the largest of the Balearic Islands, in the Mediterranean Sea, 115 m. southeast of Barcelona, It extends 60 m. from east to west by 45 m. from north to south; area, 1,310 sq. m. The coast line is indented with large bays, affording fine natural har

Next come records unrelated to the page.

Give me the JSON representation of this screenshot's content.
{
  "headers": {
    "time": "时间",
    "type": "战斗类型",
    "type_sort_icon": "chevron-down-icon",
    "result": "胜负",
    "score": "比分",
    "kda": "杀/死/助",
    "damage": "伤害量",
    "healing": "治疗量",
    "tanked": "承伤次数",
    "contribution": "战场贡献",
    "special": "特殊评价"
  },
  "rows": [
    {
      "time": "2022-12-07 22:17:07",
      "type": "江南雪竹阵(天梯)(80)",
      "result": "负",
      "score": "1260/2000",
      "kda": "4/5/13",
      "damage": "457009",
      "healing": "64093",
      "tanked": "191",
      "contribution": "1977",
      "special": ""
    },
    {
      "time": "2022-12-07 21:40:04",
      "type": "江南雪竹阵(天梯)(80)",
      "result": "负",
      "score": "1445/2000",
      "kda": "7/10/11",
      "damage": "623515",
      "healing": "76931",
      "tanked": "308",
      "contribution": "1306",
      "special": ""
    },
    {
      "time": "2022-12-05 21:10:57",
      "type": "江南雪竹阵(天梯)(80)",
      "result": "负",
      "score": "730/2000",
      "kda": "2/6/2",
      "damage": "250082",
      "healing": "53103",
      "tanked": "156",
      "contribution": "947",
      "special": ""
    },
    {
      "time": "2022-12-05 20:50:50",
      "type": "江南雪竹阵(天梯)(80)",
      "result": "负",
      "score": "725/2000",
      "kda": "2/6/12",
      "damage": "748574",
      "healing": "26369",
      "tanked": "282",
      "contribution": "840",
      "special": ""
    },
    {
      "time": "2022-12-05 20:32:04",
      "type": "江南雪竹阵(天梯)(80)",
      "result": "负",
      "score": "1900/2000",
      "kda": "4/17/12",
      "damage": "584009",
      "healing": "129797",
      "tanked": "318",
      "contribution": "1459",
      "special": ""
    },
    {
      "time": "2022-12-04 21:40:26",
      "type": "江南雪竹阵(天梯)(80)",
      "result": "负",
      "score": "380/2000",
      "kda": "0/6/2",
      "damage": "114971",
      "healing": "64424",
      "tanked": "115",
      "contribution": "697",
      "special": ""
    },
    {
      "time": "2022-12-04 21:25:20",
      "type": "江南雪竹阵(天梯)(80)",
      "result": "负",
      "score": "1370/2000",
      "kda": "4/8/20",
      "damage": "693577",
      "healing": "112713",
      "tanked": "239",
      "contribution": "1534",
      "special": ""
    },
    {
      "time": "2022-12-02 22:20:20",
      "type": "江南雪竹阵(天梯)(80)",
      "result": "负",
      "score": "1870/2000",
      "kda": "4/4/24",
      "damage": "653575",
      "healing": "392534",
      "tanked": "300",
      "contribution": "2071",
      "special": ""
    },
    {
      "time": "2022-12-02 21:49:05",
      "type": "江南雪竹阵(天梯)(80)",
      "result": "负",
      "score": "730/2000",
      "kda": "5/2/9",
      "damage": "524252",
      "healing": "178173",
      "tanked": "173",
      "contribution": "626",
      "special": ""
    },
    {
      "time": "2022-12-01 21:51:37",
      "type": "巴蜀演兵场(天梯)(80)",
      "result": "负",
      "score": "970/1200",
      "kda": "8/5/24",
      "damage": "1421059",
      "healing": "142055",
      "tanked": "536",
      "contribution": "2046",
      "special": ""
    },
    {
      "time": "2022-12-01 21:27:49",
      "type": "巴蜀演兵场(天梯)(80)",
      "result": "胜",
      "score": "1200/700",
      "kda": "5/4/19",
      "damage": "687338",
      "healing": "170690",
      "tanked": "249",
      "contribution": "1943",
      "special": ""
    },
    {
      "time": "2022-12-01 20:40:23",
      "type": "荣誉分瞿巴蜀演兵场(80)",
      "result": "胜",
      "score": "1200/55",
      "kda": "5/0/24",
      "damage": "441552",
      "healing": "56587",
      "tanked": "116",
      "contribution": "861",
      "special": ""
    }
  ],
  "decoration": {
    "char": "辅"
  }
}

bors. The land on the west and north, opposite the mainland of Spain, is mountainous, culminating in Mount Torellas (5,154 feet). There are many mineral and saline springs. Coal, iron, lead, and mercury are found; also an abundance of agates, alabaster, jasper, and rock crystal. The clim a te is oppressive during most of the year, owing to the great dampness of the air; but the island is fairly healthy, especially since the drainage of the great Albufera morass at Alcudia in the north. The soil is very rich, and the Fo pursuit is agriculture. arge quantities of grain are produced, and tropical and subtropical fruits flourish. The principal exports are brandy and wines, oil, almonds, dried figs, apricot pulp, confectionery, boots and shoes, and textiles of wool. linen, and silk. There are also manufactures of pottery and glass, and silver purses. In 1910 the wine product amounted to 662,500 gallons. There is a railway connecting Puebla and Manacor with Palma, the capital city and chief port. There is weekly steamship service between Palma and Marseilles, and also with Algiers. The race is much mixed, with Greek, Celtic, Carthaginian, and Provençal strains. There are many Celtic remains. The language spoken is Catalan, and is F. than on the Spanish mainand, where it has been affected by the Castilian. The Moorish kingdom of Mallorca was conquered by Jaime of Aragon (1282), and in 1343 incorporated in Aragon. Pop. (est. 1911) 275,000. Consult D'Este's With a Camera in Majorca (1907). Major-General, a military rank next below that of lieutenantgeneral, and above that of brigadier-general. In the U. S. Army the major-general commands a division; in the British Army he commands a brigade. See RANK AND COMMAND. Majority, the period when the legal disabilities peculiar to infancy or minority cease; or, to employ the popular phrase, the period when a minor becomes ‘of age.' This is at the age of 21 years in most of the United States; although in a few, females attain their majority at the age of 18 years. See AGE. Majuba Hill, height of the Drakenberg Range, Natal province, United South Africa. It is noted for the defeat of the British by the Boers on Feb. 27, 1881, Gen. Sir. George Colley being killed in the action. -Majunga, or properly Mö.